Veteran Hollywood actor Christopher Plummer, best known for his portrayal of Captain Baron Von Trapp in Rogers and Hammerstein’s The Sound of Music, has died at age 91 at his home in Fairfield, Connecticut.
His wife, Elaine Taylor, told the press that Plummer had passed away from a blow to the head he had suffered as the result of a fall.
The winner of an Oscar, two Tonys and two Emmys received critical acclaim for his work in Shakespearean roles but was the rare actor who was beloved for his campy roles in a slew of Hollywood favorites over the course of his five decades of filmmaking.
The Canadian-born actor grew up in a distinguished family whose fortunes had fizzled out by the time he was born. But his sonorous voice and stage presence allowed him to climb to the heights of Hollywood stardom and stay there for many years, appealing to successive generations of fans.

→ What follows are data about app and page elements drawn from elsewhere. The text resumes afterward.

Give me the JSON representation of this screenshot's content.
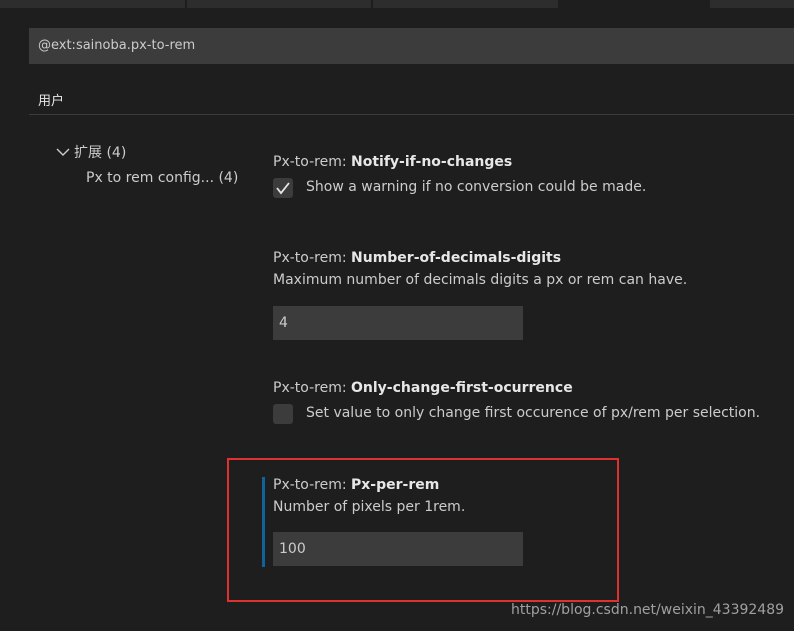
{
  "search": {
    "value": "@ext:sainoba.px-to-rem"
  },
  "scope_tab": {
    "label": "用户"
  },
  "toc": {
    "group_label": "扩展 (4)",
    "item_label": "Px to rem config... (4)"
  },
  "settings": [
    {
      "category": "Px-to-rem: ",
      "name": "Notify-if-no-changes",
      "description": "Show a warning if no conversion could be made.",
      "checked": true
    },
    {
      "category": "Px-to-rem: ",
      "name": "Number-of-decimals-digits",
      "description": "Maximum number of decimals digits a px or rem can have.",
      "value": "4"
    },
    {
      "category": "Px-to-rem: ",
      "name": "Only-change-first-ocurrence",
      "description": "Set value to only change first occurence of px/rem per selection.",
      "checked": false
    },
    {
      "category": "Px-to-rem: ",
      "name": "Px-per-rem",
      "description": "Number of pixels per 1rem.",
      "value": "100"
    }
  ],
  "watermark": "https://blog.csdn.net/weixin_43392489",
  "colors": {
    "background": "#1e1e1e",
    "input_bg": "#3c3c3c",
    "focus_bar": "#0e639c",
    "annotation_red": "#e03131"
  }
}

His charm and an edge, however, with his chiseled face framed with what looked often like a sneer. One critic said of him in the Sound of Music that it looked as if he and Julie Andrews, who played the virginal Maria, “were acting in two different movies.”
His devilishly handsome looks and natural charisma were paired with a predilection toward drink in his younger days, which he was able to shake off in his later years. In 1971, Plummer was famously replaced by Anthony Hopkins on the Shakespeare play “Coriolanus” at London’s National Theatre as a result of a vote taken by the cast. He was booted out for what was later divulged as “crude and outrageous behavior.”
Greek Reporter caught up with the beloved thespian at the 2012 Golden Globe Awards, where he spoke about his abiding love for Greece. He said that he had been to the country “Many times, I filmed there, in Dordoni, doing Oedipus,” he recalled. ” I loved it… I adore Greece. I’ve made three or four films there so I know it very well.”
Asked what he thought of the Hollywood of the more glamorous times of yesteryear versus today, when stars go out of their way to interact with their fans via social media, Plummer maintained that he still loved the social whirl of the town. He stated that it was “Still hugely fun. I enjoy my profession thoroughly. Otherwise I would have given it up long ago. That has not changed. As you get older,” he stated, “you have more fun, in a funny way.
“It’s not the same, you’re older, you are more experienced and you know how to fix things quickly,” he explained.
“It was fun in the older days in Hollywood,” he admitted, ” because it was a much smaller place and we all knew each other. We’d go out to dinner and we all knew each other. There was no class system. You ate with Cary Grant and Jimmy Stewart… we were all part of a sort of great big family.”
“Sometimes,” he mused, “Hollywood takes itself too seriously, and we didn’t in those days.”
Asked what he thinks of the great numbers of paparazzi and media that stars nowadays must deal with, Plummer characteristically replied that he took it in his stride. “I try not to notice,” he said with a chuckle.”If they didn’t follow you — I’d hire someone to do it, just in case they could get (you) looking good!”